cold storage plants in order to see that the food products stored therein are fit for human consumption?

Topic:   CONSIDERED IN COMMITTEE-THIRD READINGS
Permalink
LIB

William Richard Motherwell (Minister of Agriculture)

Liberal

Mr. MOTHERWELL:

I think that is

a matter that would devolve on the provincial and Dominion boards of health.

Topic:   CONSIDERED IN COMMITTEE-THIRD READINGS
Permalink
LIB

Lewis Herbert Martell

Liberal

Mr. MARTELL:

The inspection to

which I refer is, I think, practically carried out by the federal authorities.

Topic:   CONSIDERED IN COMMITTEE-THIRD READINGS
Permalink
LIB

William Richard Motherwell (Minister of Agriculture)

Liberal

Mr. MOTHERWELL:

It is a matter

under the control of the Dominion or provincial Department of Health.

Topic:   CONSIDERED IN COMMITTEE-THIRD READINGS
Permalink
LIB

Lewis Herbert Martell

Liberal

Mr. MARTELL:

Is that an opinion

given by the Department of Justice in writing?

Topic:   CONSIDERED IN COMMITTEE-THIRD READINGS
Permalink
LIB

William Richard Motherwell (Minister of Agriculture)

Liberal

Mr. MOTHERWELL:

I think it is an

opinion given in writing.

Topic:   CONSIDERED IN COMMITTEE-THIRD READINGS
Permalink
LIB

Lewis Herbert Martell

Liberal

Mr. MARTELL:

I think the minister

should bring that information down to the House.

Topic:   CONSIDERED IN COMMITTEE-THIRD READINGS
Permalink
LIB

William Richard Motherwell (Minister of Agriculture)

Liberal

Mr. MOTHERWELL:

I will do so if

my hon. friend will call for a return.

Topic:   CONSIDERED IN COMMITTEE-THIRD READINGS
Permalink
CON

Simon Fraser Tolmie

Conservative (1867-1942)

Mr. TOLMIE:

I would like to suggest

that as it is now eleven o'clock and as a number of hon. members on this side who would like to take part in the discussion of these items are not present, the com-mitte should rise.

Topic:   CONSIDERED IN COMMITTEE-THIRD READINGS
Permalink
LIB

William Lyon Mackenzie King (Prime Minister; President of the Privy Council; Secretary of State for External Affairs)

Liberal

Mr. MACKENZIE KING:

We had better pass this item.

Topic:   CONSIDERED IN COMMITTEE-THIRD READINGS
Permalink

Item agreed to.


EASTER ADJOURNMENT

PRO

Thomas Alexander Crerar

Progressive

Hon. T. A. CRERAR (Marquette) :

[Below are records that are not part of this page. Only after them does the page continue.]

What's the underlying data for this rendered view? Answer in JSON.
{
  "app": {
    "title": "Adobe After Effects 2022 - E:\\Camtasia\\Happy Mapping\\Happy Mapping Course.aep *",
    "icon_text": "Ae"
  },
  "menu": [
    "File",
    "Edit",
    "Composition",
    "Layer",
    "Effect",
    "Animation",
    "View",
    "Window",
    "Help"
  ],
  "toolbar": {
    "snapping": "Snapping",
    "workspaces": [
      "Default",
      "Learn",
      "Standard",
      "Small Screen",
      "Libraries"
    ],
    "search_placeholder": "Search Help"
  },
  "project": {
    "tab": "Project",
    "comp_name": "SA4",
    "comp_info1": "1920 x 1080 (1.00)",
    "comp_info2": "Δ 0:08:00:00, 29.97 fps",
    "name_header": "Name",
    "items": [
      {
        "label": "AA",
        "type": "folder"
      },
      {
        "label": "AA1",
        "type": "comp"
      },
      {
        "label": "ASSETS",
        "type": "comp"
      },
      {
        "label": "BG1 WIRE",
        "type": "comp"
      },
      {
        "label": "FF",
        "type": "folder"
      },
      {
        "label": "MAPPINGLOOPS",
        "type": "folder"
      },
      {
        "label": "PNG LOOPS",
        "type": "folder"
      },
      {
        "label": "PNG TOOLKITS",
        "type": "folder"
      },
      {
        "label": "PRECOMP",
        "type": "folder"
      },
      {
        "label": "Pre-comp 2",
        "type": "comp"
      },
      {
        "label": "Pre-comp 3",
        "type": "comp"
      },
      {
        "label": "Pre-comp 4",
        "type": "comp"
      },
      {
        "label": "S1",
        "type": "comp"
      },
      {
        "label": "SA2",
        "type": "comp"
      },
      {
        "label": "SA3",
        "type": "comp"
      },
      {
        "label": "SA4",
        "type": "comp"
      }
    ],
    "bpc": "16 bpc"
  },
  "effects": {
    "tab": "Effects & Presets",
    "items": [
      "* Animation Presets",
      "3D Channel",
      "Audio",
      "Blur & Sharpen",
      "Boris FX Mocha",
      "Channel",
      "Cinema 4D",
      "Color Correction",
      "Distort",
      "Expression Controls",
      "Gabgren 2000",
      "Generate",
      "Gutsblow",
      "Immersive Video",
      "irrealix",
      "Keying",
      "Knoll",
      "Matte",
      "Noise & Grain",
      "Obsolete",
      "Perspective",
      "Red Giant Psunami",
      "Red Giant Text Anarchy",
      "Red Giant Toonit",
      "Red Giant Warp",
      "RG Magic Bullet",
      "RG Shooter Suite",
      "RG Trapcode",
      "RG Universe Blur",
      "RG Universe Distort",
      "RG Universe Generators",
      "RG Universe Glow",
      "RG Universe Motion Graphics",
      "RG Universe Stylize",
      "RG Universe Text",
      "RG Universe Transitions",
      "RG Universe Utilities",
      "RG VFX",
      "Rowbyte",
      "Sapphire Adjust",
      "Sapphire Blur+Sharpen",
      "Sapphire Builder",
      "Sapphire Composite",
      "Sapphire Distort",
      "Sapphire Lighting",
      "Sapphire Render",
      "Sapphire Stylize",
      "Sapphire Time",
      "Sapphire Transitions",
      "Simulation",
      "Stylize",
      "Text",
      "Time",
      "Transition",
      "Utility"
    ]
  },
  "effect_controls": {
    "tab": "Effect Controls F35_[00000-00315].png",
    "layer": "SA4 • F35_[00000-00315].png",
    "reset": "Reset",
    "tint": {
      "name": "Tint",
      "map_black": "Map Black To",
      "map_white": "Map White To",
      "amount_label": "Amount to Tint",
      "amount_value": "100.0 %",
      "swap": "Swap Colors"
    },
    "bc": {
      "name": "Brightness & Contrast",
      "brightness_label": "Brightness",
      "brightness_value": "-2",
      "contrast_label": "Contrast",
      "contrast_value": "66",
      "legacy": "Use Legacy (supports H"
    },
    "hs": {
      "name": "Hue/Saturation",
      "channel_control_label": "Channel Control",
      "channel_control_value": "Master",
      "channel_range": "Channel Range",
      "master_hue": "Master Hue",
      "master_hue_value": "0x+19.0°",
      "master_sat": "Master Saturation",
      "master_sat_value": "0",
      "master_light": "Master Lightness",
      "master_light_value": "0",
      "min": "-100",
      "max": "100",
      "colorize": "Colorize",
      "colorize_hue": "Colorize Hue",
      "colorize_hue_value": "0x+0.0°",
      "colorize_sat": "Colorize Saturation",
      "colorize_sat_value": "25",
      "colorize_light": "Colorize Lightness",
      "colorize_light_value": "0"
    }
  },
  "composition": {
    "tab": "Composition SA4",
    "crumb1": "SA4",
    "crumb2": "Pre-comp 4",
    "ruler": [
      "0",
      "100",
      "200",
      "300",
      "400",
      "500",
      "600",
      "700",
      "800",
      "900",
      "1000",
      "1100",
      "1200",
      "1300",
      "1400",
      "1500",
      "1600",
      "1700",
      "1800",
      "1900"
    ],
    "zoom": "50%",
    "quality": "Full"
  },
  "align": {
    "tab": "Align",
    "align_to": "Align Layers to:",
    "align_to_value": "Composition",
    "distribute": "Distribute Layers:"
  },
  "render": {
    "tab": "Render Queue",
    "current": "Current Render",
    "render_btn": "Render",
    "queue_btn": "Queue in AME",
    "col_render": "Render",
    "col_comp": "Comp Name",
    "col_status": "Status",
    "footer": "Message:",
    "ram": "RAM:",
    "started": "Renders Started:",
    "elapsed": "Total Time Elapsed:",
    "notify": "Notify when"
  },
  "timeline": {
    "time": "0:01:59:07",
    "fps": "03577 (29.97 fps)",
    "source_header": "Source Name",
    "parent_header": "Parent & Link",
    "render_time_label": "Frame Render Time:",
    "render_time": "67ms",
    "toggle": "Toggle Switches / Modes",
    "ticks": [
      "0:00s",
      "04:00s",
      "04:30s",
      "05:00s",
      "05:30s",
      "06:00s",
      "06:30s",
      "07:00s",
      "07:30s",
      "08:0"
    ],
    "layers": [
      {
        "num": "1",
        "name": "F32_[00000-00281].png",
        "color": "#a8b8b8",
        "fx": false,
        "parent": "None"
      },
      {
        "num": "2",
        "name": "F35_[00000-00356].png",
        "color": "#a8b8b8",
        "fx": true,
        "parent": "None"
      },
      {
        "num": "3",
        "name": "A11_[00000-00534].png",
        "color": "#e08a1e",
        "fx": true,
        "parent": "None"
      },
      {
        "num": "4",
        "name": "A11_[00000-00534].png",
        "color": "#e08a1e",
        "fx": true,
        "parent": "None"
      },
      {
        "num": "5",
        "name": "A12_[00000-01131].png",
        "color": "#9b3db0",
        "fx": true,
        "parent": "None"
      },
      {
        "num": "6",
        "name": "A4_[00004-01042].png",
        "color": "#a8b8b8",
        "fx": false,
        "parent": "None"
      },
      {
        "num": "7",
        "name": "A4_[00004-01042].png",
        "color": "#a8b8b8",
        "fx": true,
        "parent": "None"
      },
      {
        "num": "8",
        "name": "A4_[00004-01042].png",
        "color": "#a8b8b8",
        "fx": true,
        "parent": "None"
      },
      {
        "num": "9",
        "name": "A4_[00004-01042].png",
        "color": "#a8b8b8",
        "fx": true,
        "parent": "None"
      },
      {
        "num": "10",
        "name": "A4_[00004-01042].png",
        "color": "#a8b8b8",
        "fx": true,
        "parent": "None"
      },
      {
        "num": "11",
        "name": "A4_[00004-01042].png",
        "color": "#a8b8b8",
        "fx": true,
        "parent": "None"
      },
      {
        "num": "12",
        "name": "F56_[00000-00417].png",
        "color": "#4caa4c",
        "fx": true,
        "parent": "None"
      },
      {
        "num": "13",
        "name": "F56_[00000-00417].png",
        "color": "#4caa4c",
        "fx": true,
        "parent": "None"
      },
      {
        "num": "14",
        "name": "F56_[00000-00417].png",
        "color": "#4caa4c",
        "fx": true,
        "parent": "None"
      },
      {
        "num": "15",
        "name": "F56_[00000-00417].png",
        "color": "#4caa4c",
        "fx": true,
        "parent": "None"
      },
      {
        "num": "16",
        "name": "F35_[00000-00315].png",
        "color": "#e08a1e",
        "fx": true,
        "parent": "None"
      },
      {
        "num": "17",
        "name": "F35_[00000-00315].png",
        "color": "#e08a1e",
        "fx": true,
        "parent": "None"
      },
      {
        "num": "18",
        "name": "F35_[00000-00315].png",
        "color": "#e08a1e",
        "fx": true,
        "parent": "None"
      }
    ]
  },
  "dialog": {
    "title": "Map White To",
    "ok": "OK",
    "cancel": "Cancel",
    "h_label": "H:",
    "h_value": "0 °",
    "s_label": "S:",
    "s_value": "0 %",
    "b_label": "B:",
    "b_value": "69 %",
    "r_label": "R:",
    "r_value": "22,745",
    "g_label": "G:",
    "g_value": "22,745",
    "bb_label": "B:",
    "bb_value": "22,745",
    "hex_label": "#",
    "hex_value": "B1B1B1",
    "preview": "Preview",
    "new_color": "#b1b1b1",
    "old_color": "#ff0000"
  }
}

Before the House adjourns, if I might be permitted with the consent of the House, I should like to suggest to the Prime Minister (Mr. Mackenzie King) that, when the House adjourns over the Easter recess, we adjourn from Tuesday evening instead of from Wednesday evening. As we sit for only three hours on Wednesday, that is all we shall gain by sitting on that date. I find that some hon. gentlemen from the prairie provinces desire to avail themselves of the Easter recess to go home. If they leave on Tuesday night, as I understand the matter, their days throughout the rest of the week are charged up against them. If my hon, friend would agree to change the motion to read that we adjourn from Tuesday evening instead of from Wednesday, many members on this side of the House would appreciate that very much.

Grand Trunk Arbitration

Hon. W. L. MACKENZIE KING (Prime Minister: The Government has, in this matter, only one wish, and that is to consult the convenience of the members. I had heard that a number of the members desired that the House should adjourn on Tuesday, and I take it that it is the general wish of the members that the suggestion just made by my hon. friend be acted upon. If so, I shall have pleasure, at the dose of to-night's sitting, in giving notice that, when we adjourn on Tuesday next, the House shall stand adjourned until the following Tuesday.

On motion of Mr. Mackenzie King, the House adjourned at 11.05 p.m.

Monday, April 10, 1922.

Topic:   EASTER ADJOURNMENT
Permalink

April 7, 1922